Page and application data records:
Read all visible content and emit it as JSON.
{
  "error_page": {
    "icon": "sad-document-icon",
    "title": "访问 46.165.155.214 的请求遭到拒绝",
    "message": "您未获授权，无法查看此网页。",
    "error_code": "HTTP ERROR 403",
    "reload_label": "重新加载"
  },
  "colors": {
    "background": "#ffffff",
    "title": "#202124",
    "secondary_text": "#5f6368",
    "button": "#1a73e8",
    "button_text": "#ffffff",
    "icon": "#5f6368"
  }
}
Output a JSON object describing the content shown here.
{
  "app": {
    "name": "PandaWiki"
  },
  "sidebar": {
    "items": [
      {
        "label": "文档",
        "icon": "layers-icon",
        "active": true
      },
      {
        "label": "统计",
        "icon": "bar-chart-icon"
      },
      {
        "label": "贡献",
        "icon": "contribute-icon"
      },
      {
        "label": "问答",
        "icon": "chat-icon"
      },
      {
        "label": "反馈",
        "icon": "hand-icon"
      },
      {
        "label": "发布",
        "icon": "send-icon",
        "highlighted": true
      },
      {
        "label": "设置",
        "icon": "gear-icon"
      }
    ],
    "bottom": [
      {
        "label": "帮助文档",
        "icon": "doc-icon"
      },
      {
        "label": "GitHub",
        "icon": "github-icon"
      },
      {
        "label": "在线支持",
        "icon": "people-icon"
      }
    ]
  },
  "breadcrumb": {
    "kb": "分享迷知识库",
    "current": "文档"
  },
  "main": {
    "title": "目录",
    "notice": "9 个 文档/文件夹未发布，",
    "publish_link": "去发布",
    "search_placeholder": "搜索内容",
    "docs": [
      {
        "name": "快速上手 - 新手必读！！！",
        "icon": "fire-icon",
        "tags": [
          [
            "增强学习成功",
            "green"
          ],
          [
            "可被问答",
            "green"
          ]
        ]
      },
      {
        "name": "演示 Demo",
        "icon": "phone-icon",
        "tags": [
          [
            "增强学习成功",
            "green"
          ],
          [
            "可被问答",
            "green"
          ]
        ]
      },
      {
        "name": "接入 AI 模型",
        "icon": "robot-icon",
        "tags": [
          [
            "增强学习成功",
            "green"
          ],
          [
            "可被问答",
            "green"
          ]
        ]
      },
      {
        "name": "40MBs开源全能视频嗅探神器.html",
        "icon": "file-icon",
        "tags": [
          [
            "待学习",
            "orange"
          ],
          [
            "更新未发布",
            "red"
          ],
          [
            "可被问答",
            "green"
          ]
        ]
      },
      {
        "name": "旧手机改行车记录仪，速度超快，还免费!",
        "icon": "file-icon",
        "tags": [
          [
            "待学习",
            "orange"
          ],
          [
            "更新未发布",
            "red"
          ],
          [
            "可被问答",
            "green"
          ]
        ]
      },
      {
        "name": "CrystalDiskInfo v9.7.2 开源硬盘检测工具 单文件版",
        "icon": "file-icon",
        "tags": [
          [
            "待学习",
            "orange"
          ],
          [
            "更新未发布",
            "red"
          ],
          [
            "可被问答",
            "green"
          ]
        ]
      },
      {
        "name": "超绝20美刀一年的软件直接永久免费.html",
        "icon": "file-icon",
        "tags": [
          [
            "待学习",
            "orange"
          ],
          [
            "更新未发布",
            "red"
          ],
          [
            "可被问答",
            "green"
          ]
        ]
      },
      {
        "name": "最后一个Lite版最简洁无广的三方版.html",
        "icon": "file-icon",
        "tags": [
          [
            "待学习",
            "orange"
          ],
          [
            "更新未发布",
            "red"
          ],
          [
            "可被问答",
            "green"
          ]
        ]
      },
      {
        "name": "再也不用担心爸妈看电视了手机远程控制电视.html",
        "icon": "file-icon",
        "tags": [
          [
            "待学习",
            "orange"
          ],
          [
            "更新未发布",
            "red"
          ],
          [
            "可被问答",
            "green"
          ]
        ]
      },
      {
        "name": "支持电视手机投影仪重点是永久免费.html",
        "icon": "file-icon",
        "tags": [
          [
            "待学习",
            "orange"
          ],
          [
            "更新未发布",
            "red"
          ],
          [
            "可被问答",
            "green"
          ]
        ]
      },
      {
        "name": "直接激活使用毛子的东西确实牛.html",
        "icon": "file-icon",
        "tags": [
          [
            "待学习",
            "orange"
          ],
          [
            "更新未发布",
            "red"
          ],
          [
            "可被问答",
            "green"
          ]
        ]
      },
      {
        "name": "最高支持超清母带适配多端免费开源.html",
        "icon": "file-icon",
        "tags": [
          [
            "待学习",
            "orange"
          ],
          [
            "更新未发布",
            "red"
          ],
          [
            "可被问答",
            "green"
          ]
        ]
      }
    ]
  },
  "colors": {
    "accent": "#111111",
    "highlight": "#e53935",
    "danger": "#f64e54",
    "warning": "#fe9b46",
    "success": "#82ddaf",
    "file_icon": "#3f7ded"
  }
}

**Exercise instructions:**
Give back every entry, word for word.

**Response to this task:**
Read all visible content and emit it as JSON.
{
  "error_page": {
    "icon": "sad-document-icon",
    "title": "访问 46.165.155.214 的请求遭到拒绝",
    "message": "您未获授权，无法查看此网页。",
    "error_code": "HTTP ERROR 403",
    "reload_label": "重新加载"
  },
  "colors": {
    "background": "#ffffff",
    "title": "#202124",
    "secondary_text": "#5f6368",
    "button": "#1a73e8",
    "button_text": "#ffffff",
    "icon": "#5f6368"
  }
}
Output a JSON object describing the content shown here.
{
  "app": {
    "name": "PandaWiki"
  },
  "sidebar": {
    "items": [
      {
        "label": "文档",
        "icon": "layers-icon",
        "active": true
      },
      {
        "label": "统计",
        "icon": "bar-chart-icon"
      },
      {
        "label": "贡献",
        "icon": "contribute-icon"
      },
      {
        "label": "问答",
        "icon": "chat-icon"
      },
      {
        "label": "反馈",
        "icon": "hand-icon"
      },
      {
        "label": "发布",
        "icon": "send-icon",
        "highlighted": true
      },
      {
        "label": "设置",
        "icon": "gear-icon"
      }
    ],
    "bottom": [
      {
        "label": "帮助文档",
        "icon": "doc-icon"
      },
      {
        "label": "GitHub",
        "icon": "github-icon"
      },
      {
        "label": "在线支持",
        "icon": "people-icon"
      }
    ]
  },
  "breadcrumb": {
    "kb": "分享迷知识库",
    "current": "文档"
  },
  "main": {
    "title": "目录",
    "notice": "9 个 文档/文件夹未发布，",
    "publish_link": "去发布",
    "search_placeholder": "搜索内容",
    "docs": [
      {
        "name": "快速上手 - 新手必读！！！",
        "icon": "fire-icon",
        "tags": [
          [
            "增强学习成功",
            "green"
          ],
          [
            "可被问答",
            "green"
          ]
        ]
      },
      {
        "name": "演示 Demo",
        "icon": "phone-icon",
        "tags": [
          [
            "增强学习成功",
            "green"
          ],
          [
            "可被问答",
            "green"
          ]
        ]
      },
      {
        "name": "接入 AI 模型",
        "icon": "robot-icon",
        "tags": [
          [
            "增强学习成功",
            "green"
          ],
          [
            "可被问答",
            "green"
          ]
        ]
      },
      {
        "name": "40MBs开源全能视频嗅探神器.html",
        "icon": "file-icon",
        "tags": [
          [
            "待学习",
            "orange"
          ],
          [
            "更新未发布",
            "red"
          ],
          [
            "可被问答",
            "green"
          ]
        ]
      },
      {
        "name": "旧手机改行车记录仪，速度超快，还免费!",
        "icon": "file-icon",
        "tags": [
          [
            "待学习",
            "orange"
          ],
          [
            "更新未发布",
            "red"
          ],
          [
            "可被问答",
            "green"
          ]
        ]
      },
      {
        "name": "CrystalDiskInfo v9.7.2 开源硬盘检测工具 单文件版",
        "icon": "file-icon",
        "tags": [
          [
            "待学习",
            "orange"
          ],
          [
            "更新未发布",
            "red"
          ],
          [
            "可被问答",
            "green"
          ]
        ]
      },
      {
        "name": "超绝20美刀一年的软件直接永久免费.html",
        "icon": "file-icon",
        "tags": [
          [
            "待学习",
            "orange"
          ],
          [
            "更新未发布",
            "red"
          ],
          [
            "可被问答",
            "green"
          ]
        ]
      },
      {
        "name": "最后一个Lite版最简洁无广的三方版.html",
        "icon": "file-icon",
        "tags": [
          [
            "待学习",
            "orange"
          ],
          [
            "更新未发布",
            "red"
          ],
          [
            "可被问答",
            "green"
          ]
        ]
      },
      {
        "name": "再也不用担心爸妈看电视了手机远程控制电视.html",
        "icon": "file-icon",
        "tags": [
          [
            "待学习",
            "orange"
          ],
          [
            "更新未发布",
            "red"
          ],
          [
            "可被问答",
            "green"
          ]
        ]
      },
      {
        "name": "支持电视手机投影仪重点是永久免费.html",
        "icon": "file-icon",
        "tags": [
          [
            "待学习",
            "orange"
          ],
          [
            "更新未发布",
            "red"
          ],
          [
            "可被问答",
            "green"
          ]
        ]
      },
      {
        "name": "直接激活使用毛子的东西确实牛.html",
        "icon": "file-icon",
        "tags": [
          [
            "待学习",
            "orange"
          ],
          [
            "更新未发布",
            "red"
          ],
          [
            "可被问答",
            "green"
          ]
        ]
      },
      {
        "name": "最高支持超清母带适配多端免费开源.html",
        "icon": "file-icon",
        "tags": [
          [
            "待学习",
            "orange"
          ],
          [
            "更新未发布",
            "red"
          ],
          [
            "可被问答",
            "green"
          ]
        ]
      }
    ]
  },
  "colors": {
    "accent": "#111111",
    "highlight": "#e53935",
    "danger": "#f64e54",
    "warning": "#fe9b46",
    "success": "#82ddaf",
    "file_icon": "#3f7ded"
  }
}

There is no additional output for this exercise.